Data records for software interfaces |
● ● ● ●

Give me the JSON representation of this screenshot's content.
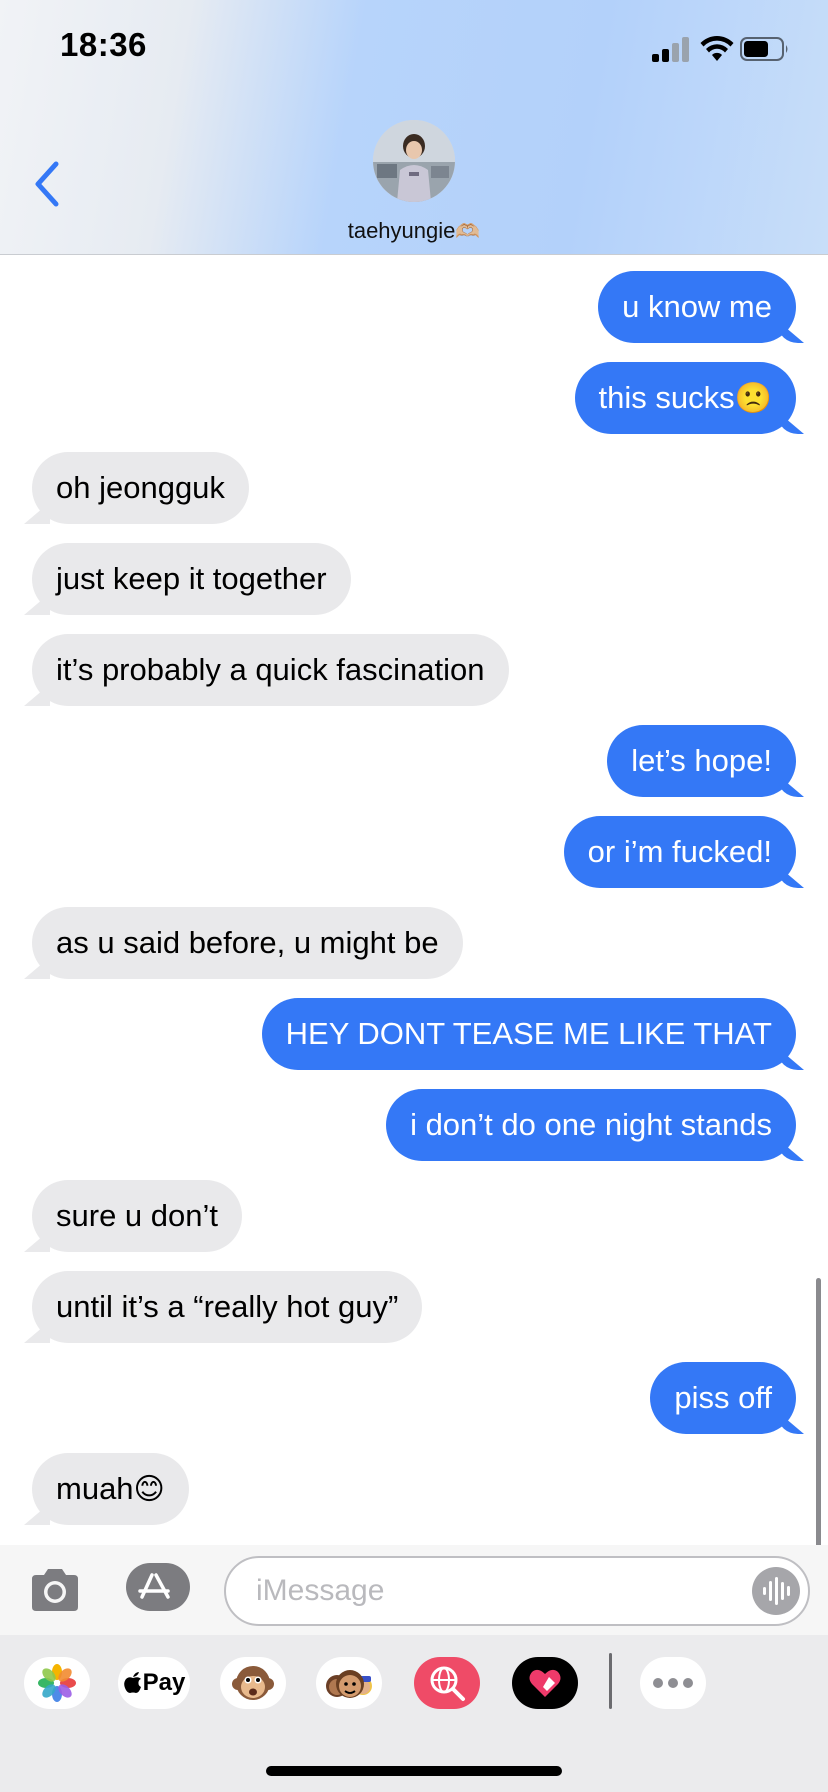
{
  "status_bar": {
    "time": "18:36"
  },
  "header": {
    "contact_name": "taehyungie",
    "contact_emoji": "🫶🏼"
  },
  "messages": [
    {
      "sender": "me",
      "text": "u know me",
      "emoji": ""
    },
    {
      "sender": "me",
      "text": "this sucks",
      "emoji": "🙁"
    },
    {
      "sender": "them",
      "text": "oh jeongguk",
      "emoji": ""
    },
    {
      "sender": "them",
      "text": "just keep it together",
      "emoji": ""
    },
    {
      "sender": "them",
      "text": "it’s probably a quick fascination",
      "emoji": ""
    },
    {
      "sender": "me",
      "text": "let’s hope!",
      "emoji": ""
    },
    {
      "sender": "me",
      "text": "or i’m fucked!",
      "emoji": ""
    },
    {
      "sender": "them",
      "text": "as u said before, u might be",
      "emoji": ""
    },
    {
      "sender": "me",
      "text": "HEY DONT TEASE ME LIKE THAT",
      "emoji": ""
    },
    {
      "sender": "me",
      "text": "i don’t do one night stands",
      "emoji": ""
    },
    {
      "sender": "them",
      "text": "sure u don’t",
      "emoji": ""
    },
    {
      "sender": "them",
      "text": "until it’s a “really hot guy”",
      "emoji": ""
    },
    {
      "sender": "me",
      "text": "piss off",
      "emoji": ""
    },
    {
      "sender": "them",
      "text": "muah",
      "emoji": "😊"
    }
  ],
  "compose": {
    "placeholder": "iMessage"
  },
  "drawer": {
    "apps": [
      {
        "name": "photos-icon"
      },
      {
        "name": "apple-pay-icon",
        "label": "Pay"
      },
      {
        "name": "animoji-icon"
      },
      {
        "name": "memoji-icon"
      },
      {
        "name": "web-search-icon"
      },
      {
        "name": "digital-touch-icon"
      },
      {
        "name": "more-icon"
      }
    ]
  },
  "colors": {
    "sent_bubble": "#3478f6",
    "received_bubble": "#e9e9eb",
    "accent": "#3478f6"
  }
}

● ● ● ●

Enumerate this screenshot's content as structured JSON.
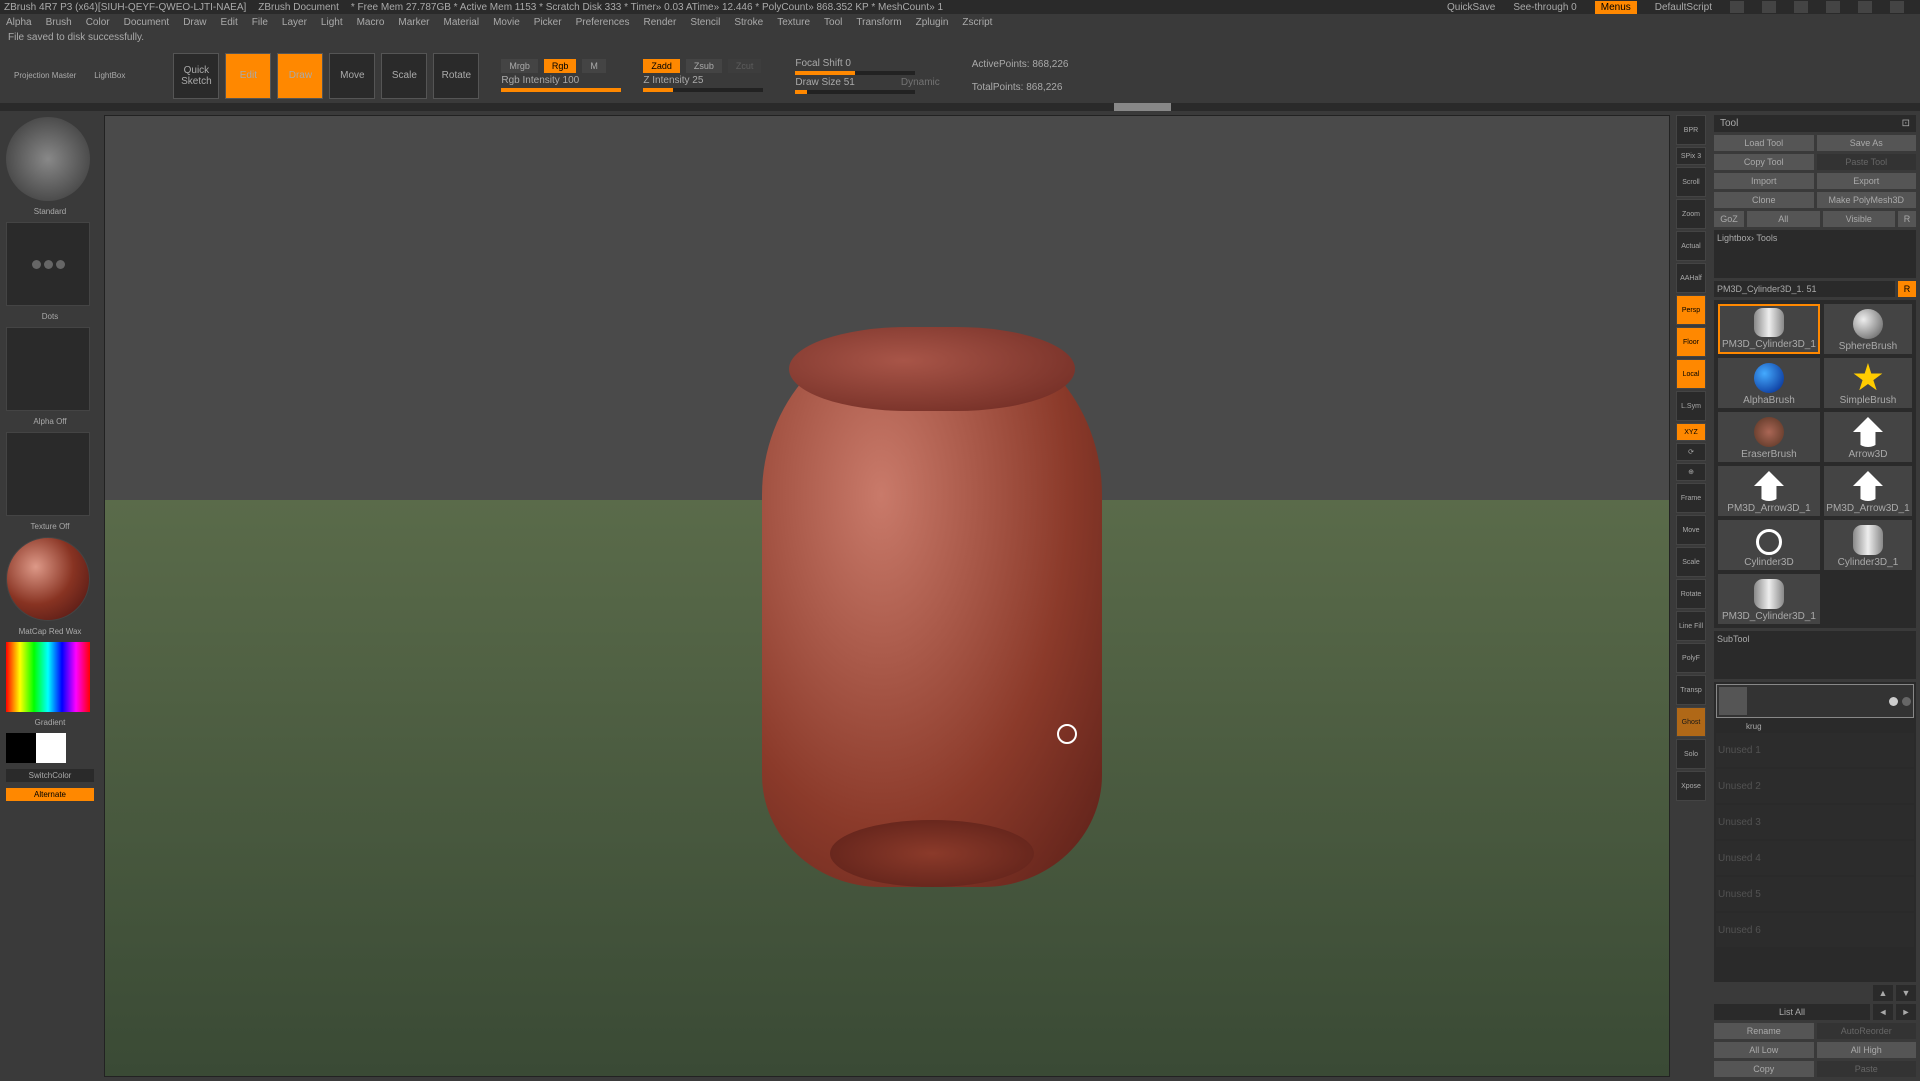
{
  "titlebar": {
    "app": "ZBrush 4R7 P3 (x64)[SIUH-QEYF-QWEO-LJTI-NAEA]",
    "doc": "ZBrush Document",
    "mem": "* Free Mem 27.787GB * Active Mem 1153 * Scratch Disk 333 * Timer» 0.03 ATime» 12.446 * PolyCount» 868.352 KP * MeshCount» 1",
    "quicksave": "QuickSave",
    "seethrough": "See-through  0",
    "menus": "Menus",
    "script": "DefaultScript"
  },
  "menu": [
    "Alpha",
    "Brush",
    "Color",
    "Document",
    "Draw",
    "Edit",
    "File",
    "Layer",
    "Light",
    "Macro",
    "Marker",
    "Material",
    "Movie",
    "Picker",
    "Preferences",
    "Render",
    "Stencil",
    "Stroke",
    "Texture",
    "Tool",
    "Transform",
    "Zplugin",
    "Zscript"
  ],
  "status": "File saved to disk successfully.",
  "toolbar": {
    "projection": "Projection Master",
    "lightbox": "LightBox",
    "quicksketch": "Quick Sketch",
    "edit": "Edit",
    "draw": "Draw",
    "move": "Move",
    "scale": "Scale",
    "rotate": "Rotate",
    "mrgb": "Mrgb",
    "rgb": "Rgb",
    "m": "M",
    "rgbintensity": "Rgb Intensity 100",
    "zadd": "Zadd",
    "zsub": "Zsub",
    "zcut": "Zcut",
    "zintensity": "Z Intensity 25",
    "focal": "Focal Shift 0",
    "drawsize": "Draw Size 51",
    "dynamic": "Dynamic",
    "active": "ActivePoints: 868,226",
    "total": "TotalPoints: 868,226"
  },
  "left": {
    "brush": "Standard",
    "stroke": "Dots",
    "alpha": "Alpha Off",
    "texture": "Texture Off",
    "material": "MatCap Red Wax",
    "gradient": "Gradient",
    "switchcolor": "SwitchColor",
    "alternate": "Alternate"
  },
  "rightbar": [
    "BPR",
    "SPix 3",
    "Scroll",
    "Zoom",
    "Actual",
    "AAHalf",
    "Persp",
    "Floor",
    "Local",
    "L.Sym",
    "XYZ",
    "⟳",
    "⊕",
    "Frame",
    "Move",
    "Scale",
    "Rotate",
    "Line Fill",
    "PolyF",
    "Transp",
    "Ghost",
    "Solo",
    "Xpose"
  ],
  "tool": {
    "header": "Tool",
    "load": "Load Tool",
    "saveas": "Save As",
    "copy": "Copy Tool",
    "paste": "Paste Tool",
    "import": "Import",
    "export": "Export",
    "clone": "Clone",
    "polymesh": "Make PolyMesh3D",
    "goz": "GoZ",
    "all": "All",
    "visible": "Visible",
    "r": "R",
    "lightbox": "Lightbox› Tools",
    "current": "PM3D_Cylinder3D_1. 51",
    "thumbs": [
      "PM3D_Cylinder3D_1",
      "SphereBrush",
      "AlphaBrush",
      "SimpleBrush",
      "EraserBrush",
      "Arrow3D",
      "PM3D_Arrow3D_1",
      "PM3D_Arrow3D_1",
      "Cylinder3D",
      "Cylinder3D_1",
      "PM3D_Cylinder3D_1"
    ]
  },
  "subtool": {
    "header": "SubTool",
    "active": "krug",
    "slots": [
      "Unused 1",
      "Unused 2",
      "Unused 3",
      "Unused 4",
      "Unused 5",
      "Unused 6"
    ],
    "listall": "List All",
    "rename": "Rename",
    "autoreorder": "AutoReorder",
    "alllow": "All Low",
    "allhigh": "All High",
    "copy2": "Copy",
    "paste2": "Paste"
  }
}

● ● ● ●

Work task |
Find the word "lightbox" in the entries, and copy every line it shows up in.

Solution to the exercise |
    "lightbox": "LightBox",
    "lightbox": "Lightbox› Tools",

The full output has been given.